===== GIVEN ENTRIES
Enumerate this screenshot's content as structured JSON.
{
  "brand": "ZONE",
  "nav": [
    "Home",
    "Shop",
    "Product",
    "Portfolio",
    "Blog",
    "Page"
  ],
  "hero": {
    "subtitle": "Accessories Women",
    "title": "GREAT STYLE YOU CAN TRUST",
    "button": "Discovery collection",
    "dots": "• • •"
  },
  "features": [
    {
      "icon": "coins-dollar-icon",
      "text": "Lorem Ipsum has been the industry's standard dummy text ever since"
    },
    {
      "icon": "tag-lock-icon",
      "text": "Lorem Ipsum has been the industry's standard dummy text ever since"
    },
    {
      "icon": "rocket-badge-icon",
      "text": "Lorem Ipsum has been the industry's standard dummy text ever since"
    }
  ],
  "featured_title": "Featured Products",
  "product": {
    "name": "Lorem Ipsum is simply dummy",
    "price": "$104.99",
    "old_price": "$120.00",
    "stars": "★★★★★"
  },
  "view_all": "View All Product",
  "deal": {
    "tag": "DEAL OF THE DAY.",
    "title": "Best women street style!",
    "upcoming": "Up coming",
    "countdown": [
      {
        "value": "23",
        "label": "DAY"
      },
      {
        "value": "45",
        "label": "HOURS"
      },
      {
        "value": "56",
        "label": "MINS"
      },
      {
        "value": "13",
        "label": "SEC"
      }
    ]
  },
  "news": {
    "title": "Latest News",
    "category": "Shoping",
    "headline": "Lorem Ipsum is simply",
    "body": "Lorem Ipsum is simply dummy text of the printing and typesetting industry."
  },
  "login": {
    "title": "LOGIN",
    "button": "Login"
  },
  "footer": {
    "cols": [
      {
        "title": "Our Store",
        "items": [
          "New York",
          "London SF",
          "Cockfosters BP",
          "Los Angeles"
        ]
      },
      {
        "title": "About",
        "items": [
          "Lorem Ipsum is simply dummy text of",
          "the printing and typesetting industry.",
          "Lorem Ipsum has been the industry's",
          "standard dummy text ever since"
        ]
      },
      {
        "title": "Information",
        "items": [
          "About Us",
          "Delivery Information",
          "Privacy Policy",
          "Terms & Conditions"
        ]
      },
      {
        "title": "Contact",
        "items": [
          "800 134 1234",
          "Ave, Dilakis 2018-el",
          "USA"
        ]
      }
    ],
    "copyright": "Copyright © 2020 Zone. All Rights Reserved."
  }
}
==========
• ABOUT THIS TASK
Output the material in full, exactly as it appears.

• WRITTEN ANSWER
Enumerate this screenshot's content as structured JSON.
{
  "brand": "ZONE",
  "nav": [
    "Home",
    "Shop",
    "Product",
    "Portfolio",
    "Blog",
    "Page"
  ],
  "hero": {
    "subtitle": "Accessories Women",
    "title": "GREAT STYLE YOU CAN TRUST",
    "button": "Discovery collection",
    "dots": "• • •"
  },
  "features": [
    {
      "icon": "coins-dollar-icon",
      "text": "Lorem Ipsum has been the industry's standard dummy text ever since"
    },
    {
      "icon": "tag-lock-icon",
      "text": "Lorem Ipsum has been the industry's standard dummy text ever since"
    },
    {
      "icon": "rocket-badge-icon",
      "text": "Lorem Ipsum has been the industry's standard dummy text ever since"
    }
  ],
  "featured_title": "Featured Products",
  "product": {
    "name": "Lorem Ipsum is simply dummy",
    "price": "$104.99",
    "old_price": "$120.00",
    "stars": "★★★★★"
  },
  "view_all": "View All Product",
  "deal": {
    "tag": "DEAL OF THE DAY.",
    "title": "Best women street style!",
    "upcoming": "Up coming",
    "countdown": [
      {
        "value": "23",
        "label": "DAY"
      },
      {
        "value": "45",
        "label": "HOURS"
      },
      {
        "value": "56",
        "label": "MINS"
      },
      {
        "value": "13",
        "label": "SEC"
      }
    ]
  },
  "news": {
    "title": "Latest News",
    "category": "Shoping",
    "headline": "Lorem Ipsum is simply",
    "body": "Lorem Ipsum is simply dummy text of the printing and typesetting industry."
  },
  "login": {
    "title": "LOGIN",
    "button": "Login"
  },
  "footer": {
    "cols": [
      {
        "title": "Our Store",
        "items": [
          "New York",
          "London SF",
          "Cockfosters BP",
          "Los Angeles"
        ]
      },
      {
        "title": "About",
        "items": [
          "Lorem Ipsum is simply dummy text of",
          "the printing and typesetting industry.",
          "Lorem Ipsum has been the industry's",
          "standard dummy text ever since"
        ]
      },
      {
        "title": "Information",
        "items": [
          "About Us",
          "Delivery Information",
          "Privacy Policy",
          "Terms & Conditions"
        ]
      },
      {
        "title": "Contact",
        "items": [
          "800 134 1234",
          "Ave, Dilakis 2018-el",
          "USA"
        ]
      }
    ],
    "copyright": "Copyright © 2020 Zone. All Rights Reserved."
  }
}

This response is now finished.